We think we're making choices to feed our families (insert newest most healthy sounding, trendy term here) but really, in fact, we're feeding our families food that was selected for us by the people in some office. Once again, kudos to the ad agencies, the salespeople, the authors of "nutriton" books, the people and practices and offices and corporations with something to SELL.
This concludes the conspiracy
theory law portion of my post. Amen.
Cuz nowwww, this is just becoming humorous. For the past few years I've been patiently listening and reading about the "new" trend of (whatever. see above diatribe.) homesteading, eating fresh and organic, buying local, blah blah blaaaaaaaachkphthhh. Listen up, young bucks and does. This is the way my Grandparents lived. It's the way they taught my parents to live, and the way they taught me to live. They didn't call it homesteading. They didn't call it buying local or growing food not a yard or living green. They didn't call it a nutrition plan. They called it living. Life. Being. Providing. Using their resources and working hard. They taught my parents, my parents taught me. We've had gardens and preserved fresh foods since before this new generation (who apparently invented it aaaallll) was born. My husband's Grandaddy hauled truckloads of whatever crops were ripe - corn, watermelon, squash - down the mountain to the Piggly Wiggly and sold it to them. My husband remembers loading watermelons by the hundreds. On to the truck. Off of the truck.

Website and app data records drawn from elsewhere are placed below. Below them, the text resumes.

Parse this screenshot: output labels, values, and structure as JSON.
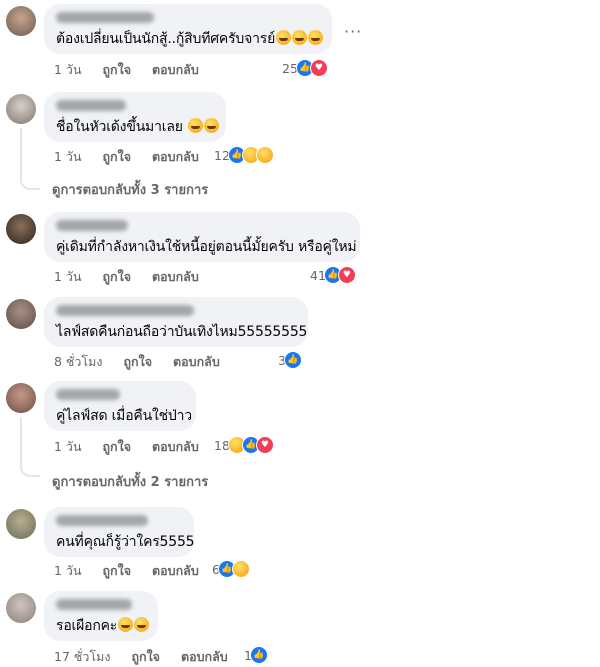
{
  "comments": [
    {
      "text": "ต้องเปลี่ยนเป็นนักสู้..กู้สิบทีศครับจารย์",
      "emoji_count": 3,
      "time": "1 วัน",
      "like": "ถูกใจ",
      "reply": "ตอบกลับ",
      "count": "25",
      "reactions": [
        "like-icon",
        "love-icon"
      ],
      "more": "···"
    },
    {
      "text": "ชื่อในหัวเด้งขึ้นมาเลย",
      "emoji_count": 2,
      "time": "1 วัน",
      "like": "ถูกใจ",
      "reply": "ตอบกลับ",
      "count": "12",
      "reactions": [
        "like-icon",
        "haha-icon",
        "wow-icon"
      ],
      "view_replies": "ดูการตอบกลับทั้ง 3 รายการ"
    },
    {
      "text": "คู่เดิมที่กำลังหาเงินใช้หนี้อยู่ตอนนี้มั้ยครับ หรือคู่ใหม่",
      "emoji_count": 0,
      "time": "1 วัน",
      "like": "ถูกใจ",
      "reply": "ตอบกลับ",
      "count": "41",
      "reactions": [
        "like-icon",
        "love-icon"
      ]
    },
    {
      "text": "ไลฟ์สดคืนก่อนถือว่าบันเทิงไหม55555555",
      "emoji_count": 0,
      "time": "8 ชั่วโมง",
      "like": "ถูกใจ",
      "reply": "ตอบกลับ",
      "count": "3",
      "reactions": [
        "like-icon"
      ]
    },
    {
      "text": "คู่ไลฟ์สด เมื่อคืนใช่ป่าว",
      "emoji_count": 0,
      "time": "1 วัน",
      "like": "ถูกใจ",
      "reply": "ตอบกลับ",
      "count": "18",
      "reactions": [
        "haha-icon",
        "like-icon",
        "love-icon"
      ],
      "view_replies": "ดูการตอบกลับทั้ง 2 รายการ"
    },
    {
      "text": "คนที่คุณก็รู้ว่าใคร5555",
      "emoji_count": 0,
      "time": "1 วัน",
      "like": "ถูกใจ",
      "reply": "ตอบกลับ",
      "count": "6",
      "reactions": [
        "like-icon",
        "care-icon"
      ]
    },
    {
      "text": "รอเผือกคะ",
      "emoji_count": 2,
      "time": "17 ชั่วโมง",
      "like": "ถูกใจ",
      "reply": "ตอบกลับ",
      "count": "1",
      "reactions": [
        "like-icon"
      ]
    }
  ],
  "colors": {
    "bubble": "#f0f2f5",
    "meta": "#65676b",
    "like": "#1877f2",
    "love": "#f33e58"
  }
}
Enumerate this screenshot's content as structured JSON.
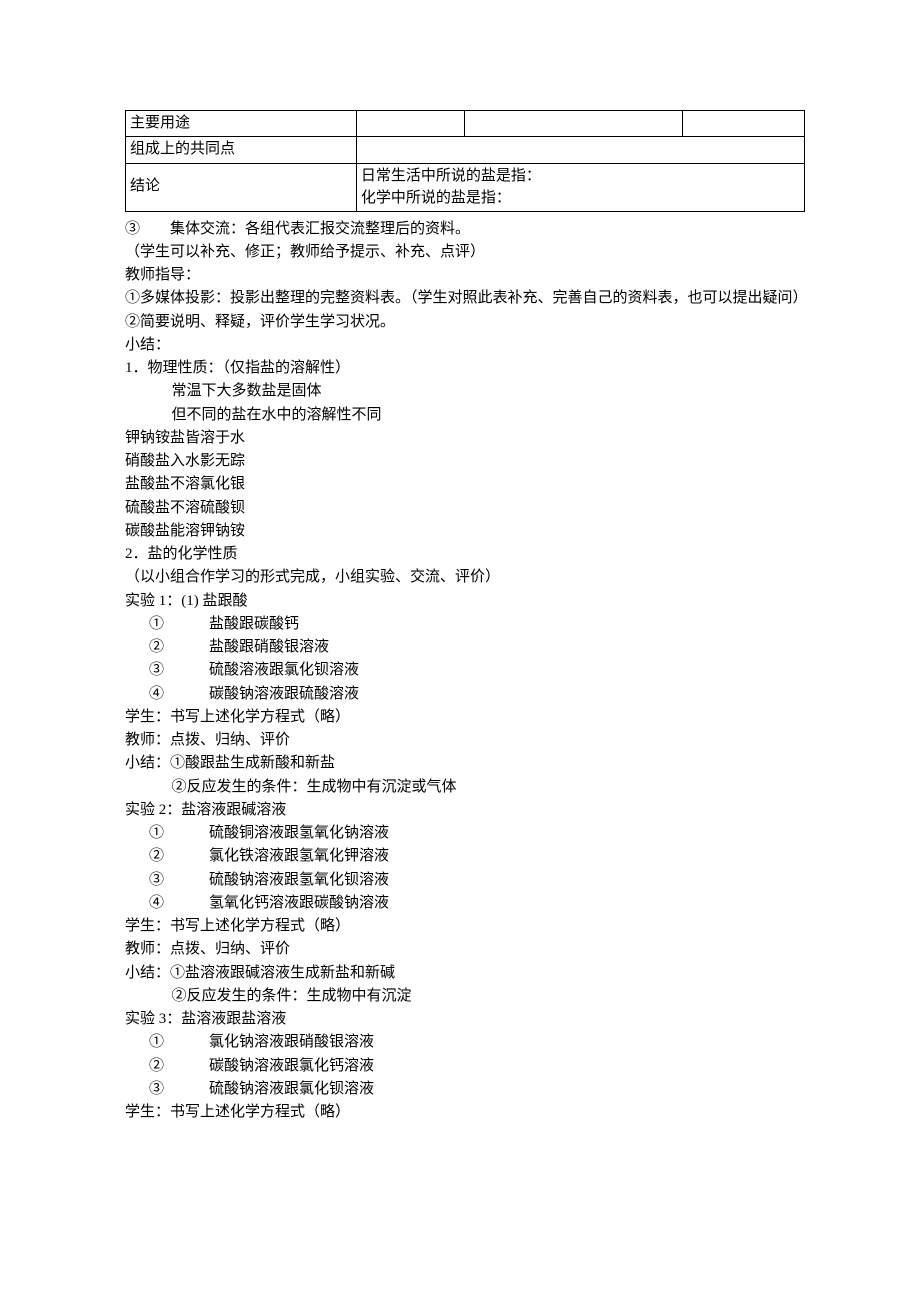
{
  "table": {
    "row1_label": "主要用途",
    "row2_label": "组成上的共同点",
    "row3_label": "结论",
    "row3_line1": "日常生活中所说的盐是指：",
    "row3_line2": "化学中所说的盐是指："
  },
  "lines": {
    "l0": "③　　集体交流：各组代表汇报交流整理后的资料。",
    "l1": "（学生可以补充、修正；教师给予提示、补充、点评）",
    "l2": "教师指导：",
    "l3": "①多媒体投影：投影出整理的完整资料表。（学生对照此表补充、完善自己的资料表，也可以提出疑问）",
    "l4": "②简要说明、释疑，评价学生学习状况。",
    "l5": "小结：",
    "l6": "1．物理性质：（仅指盐的溶解性）",
    "l7": "常温下大多数盐是固体",
    "l8": "但不同的盐在水中的溶解性不同",
    "l9": "钾钠铵盐皆溶于水",
    "l10": "硝酸盐入水影无踪",
    "l11": "盐酸盐不溶氯化银",
    "l12": "硫酸盐不溶硫酸钡",
    "l13": "碳酸盐能溶钾钠铵",
    "l14": "2．盐的化学性质",
    "l15": "（以小组合作学习的形式完成，小组实验、交流、评价）",
    "l16": "实验 1：(1) 盐跟酸",
    "l17": "①　　　盐酸跟碳酸钙",
    "l18": "②　　　盐酸跟硝酸银溶液",
    "l19": "③　　　硫酸溶液跟氯化钡溶液",
    "l20": "④　　　碳酸钠溶液跟硫酸溶液",
    "l21": "学生：书写上述化学方程式（略）",
    "l22": "教师：点拨、归纳、评价",
    "l23": "小结：①酸跟盐生成新酸和新盐",
    "l24": "②反应发生的条件：生成物中有沉淀或气体",
    "l25": "实验 2：盐溶液跟碱溶液",
    "l26": "①　　　硫酸铜溶液跟氢氧化钠溶液",
    "l27": "②　　　氯化铁溶液跟氢氧化钾溶液",
    "l28": "③　　　硫酸钠溶液跟氢氧化钡溶液",
    "l29": "④　　　氢氧化钙溶液跟碳酸钠溶液",
    "l30": "学生：书写上述化学方程式（略）",
    "l31": "教师：点拨、归纳、评价",
    "l32": "小结：①盐溶液跟碱溶液生成新盐和新碱",
    "l33": "②反应发生的条件：生成物中有沉淀",
    "l34": "实验 3：盐溶液跟盐溶液",
    "l35": "①　　　氯化钠溶液跟硝酸银溶液",
    "l36": "②　　　碳酸钠溶液跟氯化钙溶液",
    "l37": "③　　　硫酸钠溶液跟氯化钡溶液",
    "l38": "学生：书写上述化学方程式（略）"
  }
}
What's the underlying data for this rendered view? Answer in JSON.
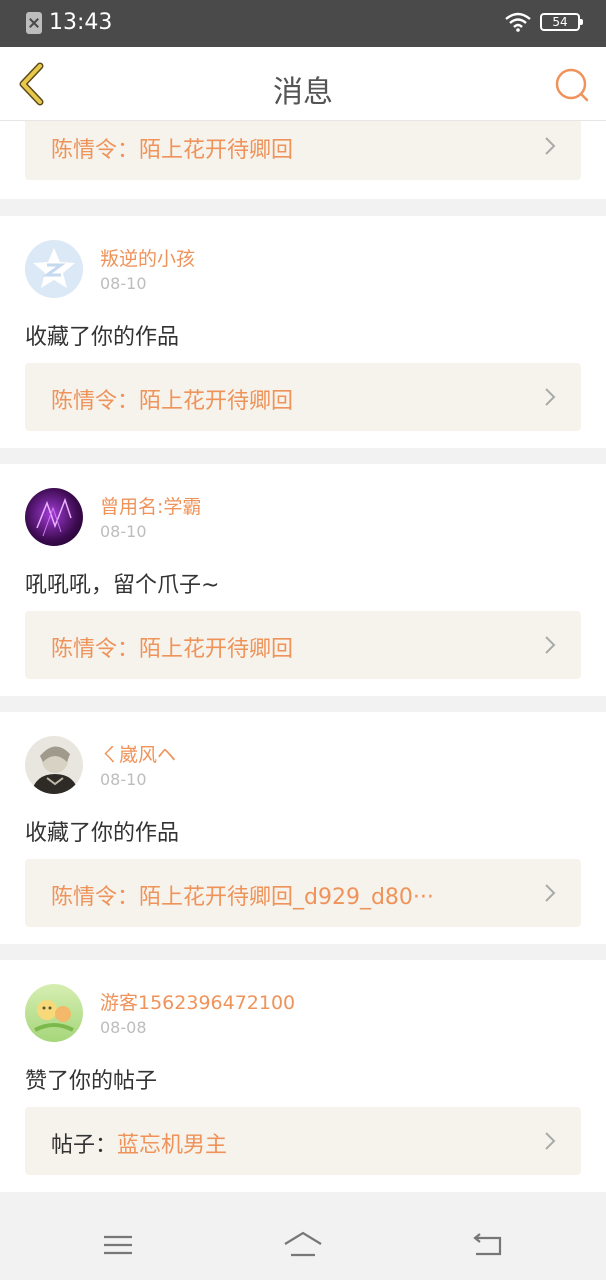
{
  "status_bar": {
    "time": "13:43",
    "battery": "54",
    "icons": [
      "sim-off-icon",
      "wifi-icon",
      "battery-icon"
    ]
  },
  "header": {
    "title": "消息",
    "back_icon": "chevron-left-icon",
    "search_icon": "search-icon"
  },
  "colors": {
    "accent": "#ef935a",
    "back_arrow": "#e8c84b",
    "link_bg": "#f5f3ec",
    "status_bar": "#4a4a4a"
  },
  "messages": [
    {
      "link_prefix": "",
      "link_text": "陈情令：陌上花开待卿回"
    },
    {
      "username": "叛逆的小孩",
      "date": "08-10",
      "action": "收藏了你的作品",
      "link_prefix": "",
      "link_text": "陈情令：陌上花开待卿回",
      "avatar": "qzone-avatar"
    },
    {
      "username": "曾用名:学霸",
      "date": "08-10",
      "action": "吼吼吼，留个爪子~",
      "link_prefix": "",
      "link_text": "陈情令：陌上花开待卿回",
      "avatar": "purple-art-avatar"
    },
    {
      "username": "ㄑ崴风ヘ",
      "date": "08-10",
      "action": "收藏了你的作品",
      "link_prefix": "",
      "link_text": "陈情令：陌上花开待卿回_d929_d80···",
      "avatar": "anime-boy-avatar"
    },
    {
      "username": "游客1562396472100",
      "date": "08-08",
      "action": "赞了你的帖子",
      "link_prefix": "帖子：",
      "link_text": "蓝忘机男主",
      "avatar": "cartoon-avatar"
    }
  ],
  "bottom_nav": [
    "menu-icon",
    "home-icon",
    "back-icon"
  ]
}
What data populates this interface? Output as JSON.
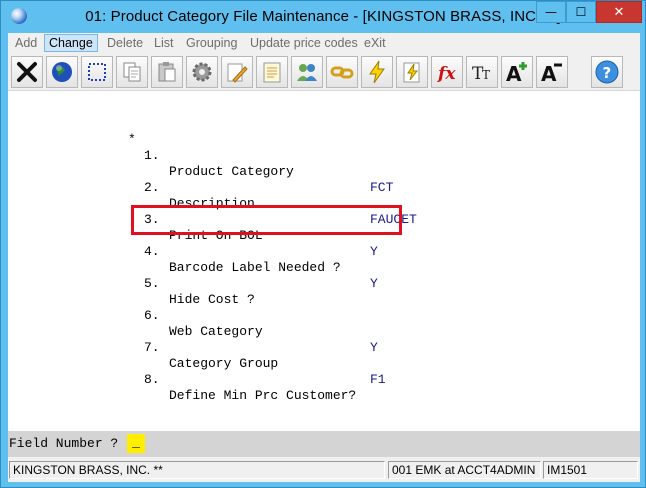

I remember vividly helping my Mama and my Grandmother can tomatoes and green beans, make pickles and chow chow, and Heaven knows I had a stiff, purple thumb from hulling peas more times than I can remember.
I remember watching my Grandaddy work in his garden in the middle of August wearing work pants, a long sleeved shirt and a straw hat (yet another thing they knew decades ago - sunburn = bad, sun protection = good. And yet we're still reading articles about it as if it were brand new news.) Sweat was dripping off his nose and he drank water from a quart Mason jar. Funny what you remember. Anyway this was a man who had begun his professional career as a teacher, then became a Principal, then a Superintendant, then when he retired from education he ran for a seat in the Georgia State Senate. And won it. Several times. Still, every Spring when the threat of frost was behind us, he was in the garden. It was so ingrained in him to have his feet in the tilled dirt and plant and tend his garden that he did it every year up til the year he died. It was thusly instilled in my Grandmother that she was to use e-v-e-r-y s-i-n-g-l-e luscious vegetable that came out of that garden in some way. If the bounty was too much to eat, she preserved it. She shared it with friends. They instilled this in my parents, and to this day, I feel the urge to till dirt and plant seeds and seedlings in the Spring and rotate crops in and out of the dirt until winter comes.
So the moral of the story is, don't drink somebody else's Kool-aid. Make your own. Live your own belief and let others live theirs, live next door to them, appreciate their world but make your own. Recognize anything on this planet as redesigned, rebranded, retouched or recycled. Hopefully future generations will do the same for us.